President Bush signaled another such epoch Thursday, though the complication
for the current administration is that Bush is dealing with the quandary of
nations already under despotic rule-and how to lift the dominos. In his
speech at the 20th anniversary of the National Endowment for Democracy, he
said, "The establishment of a free Iraq at the heart of the Middle East will
be a watershed event in the global democratic revolution" he said. "Iraqi
democracy will succeed, and that success will send the news from Damascus to
Tehran that democracy can be the future of every nation." Rejecting the
Domino Effect justifications of the Cold War that led to containment and
détente policies a half-century ago, the administration plans to implement a
new policy for this new era, and for a different - though no less important
- region of the world.
The recent liberation of Iraq and American commitment to reconstruction is
the birth of stability for the entire region - one domino at a time. "The
progress of liberty is a powerful trend," Bush averred. "And the resolve we
show will shape the next stage of the world democratic movement." This new
doctrine asserts that by removing a dictator from one nation and providing
the means necessary to rebuild, other nations will similarly move toward
freedom and democracy until the other dominoes rise. Rather than destabilize
the region, as Bush's detractors often claim, the result of the regime
change in Iraq will bring just the opposite: stability, freedom, and the
individual prosperity that can only be found in a safe environment.
America has the opportunity to prove it has no imperialist designs on Iraq
or the surrounding regions and that it has the commitment to do whatever it
takes financially, or militarily, or diplomatically to ensure the success of
the fledgling nations emerging-or attempting to emerge-from despotism.
This will not be an easy task. There are no democracies in the vast space of
land between Israel and Turkey, and no examples for the people living under
dictatorial rule to emulate - but freedom is infectious. When the people of
Iran or Syria see a dictator replaced with a successful government of the
Iraqi people's choosing, they will not easily remain supportive of their own
repressive governments. And when they witness the benefits of replacing
repression with freedoms, and terror with economic development, they will
demand the same for their own.
As it was in Iraq, it is oppression, not a lack of resources, that prevents
surrounding nations from realizing their full potential for growth and
prosperity. Until they provide the freedom and security necessary for
development, they will suffer from an unrealized promise of modernity and
universal prosperity. Highlighting the lack of freedom and the widespread
political oppression in the region, as Bush is attempting with the reverse
domino policy, won't change political attitudes overnight.
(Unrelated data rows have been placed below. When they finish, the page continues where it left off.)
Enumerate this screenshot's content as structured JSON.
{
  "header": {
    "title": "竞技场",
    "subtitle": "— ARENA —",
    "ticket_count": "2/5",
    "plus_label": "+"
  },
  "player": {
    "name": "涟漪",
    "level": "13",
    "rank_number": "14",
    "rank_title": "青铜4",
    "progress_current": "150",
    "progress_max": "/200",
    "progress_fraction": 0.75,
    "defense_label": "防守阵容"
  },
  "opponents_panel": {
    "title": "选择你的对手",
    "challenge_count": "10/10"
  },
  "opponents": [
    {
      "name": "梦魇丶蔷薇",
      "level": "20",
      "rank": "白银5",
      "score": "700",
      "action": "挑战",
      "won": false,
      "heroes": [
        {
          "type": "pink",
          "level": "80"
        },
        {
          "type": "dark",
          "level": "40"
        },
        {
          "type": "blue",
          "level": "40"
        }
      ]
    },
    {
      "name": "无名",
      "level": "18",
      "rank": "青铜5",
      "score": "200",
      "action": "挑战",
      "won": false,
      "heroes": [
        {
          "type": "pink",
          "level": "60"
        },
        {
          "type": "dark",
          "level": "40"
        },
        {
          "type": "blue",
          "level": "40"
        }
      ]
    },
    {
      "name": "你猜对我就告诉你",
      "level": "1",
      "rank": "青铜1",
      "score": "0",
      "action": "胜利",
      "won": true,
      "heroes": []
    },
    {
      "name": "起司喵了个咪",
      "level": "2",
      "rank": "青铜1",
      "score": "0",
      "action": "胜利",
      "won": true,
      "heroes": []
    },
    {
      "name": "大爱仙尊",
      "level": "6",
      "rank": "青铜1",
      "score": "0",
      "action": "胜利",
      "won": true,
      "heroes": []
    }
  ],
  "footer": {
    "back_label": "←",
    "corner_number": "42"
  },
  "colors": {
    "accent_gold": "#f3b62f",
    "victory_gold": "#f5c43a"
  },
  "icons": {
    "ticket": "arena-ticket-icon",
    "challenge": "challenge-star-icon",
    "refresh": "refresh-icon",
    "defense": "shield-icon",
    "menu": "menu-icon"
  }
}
But it may help
provoke oppressive leaders and their allies to begin reforms. "As changes
come to the Middle Eastern region," he said, "those with power should ask
themselves: Will they be remembered for resisting reform, or for leading
The United States and nascent democracies share a significant stake in the
success of the reverse domino effect paradigm. Free nations prosper. They
become trading partners, suppliers and builders of wealth. And more
important, as Bush firmly stated in a February 26 speech to the American
Enterprise Institute, "stable and free nations do not breed the ideologies
of murder. They encourage the peaceful pursuit of a better life." Stable
neighbors, in other words, don't export terror across their common border.
Rather, they promote trade and economic prosperity, benefiting both
As European nations did at the onset of the Cold War, dictators must make an
historic decision: support freedom and economic development, or stay the
course of tyranny and stumble even further into the well of poverty,
hopelessness and despair.
Nations will have a clear example in post-regime change Iraq of what they
can expect of that choice. America's responsibility is to ensure that Iraq
after Hussein provides the foundation - and the funding - to make the nation
an example and a choice worth choosing.
JWR contributor Robert Stewart, a former Army intelligence analyst, is now a writer based in
Washington, D.C. Comment by clicking here.
10/21/03: Is this war being won? You bet, just don't ask the congressman with the embarrassingly bad timing
© 2003, Robert Stewart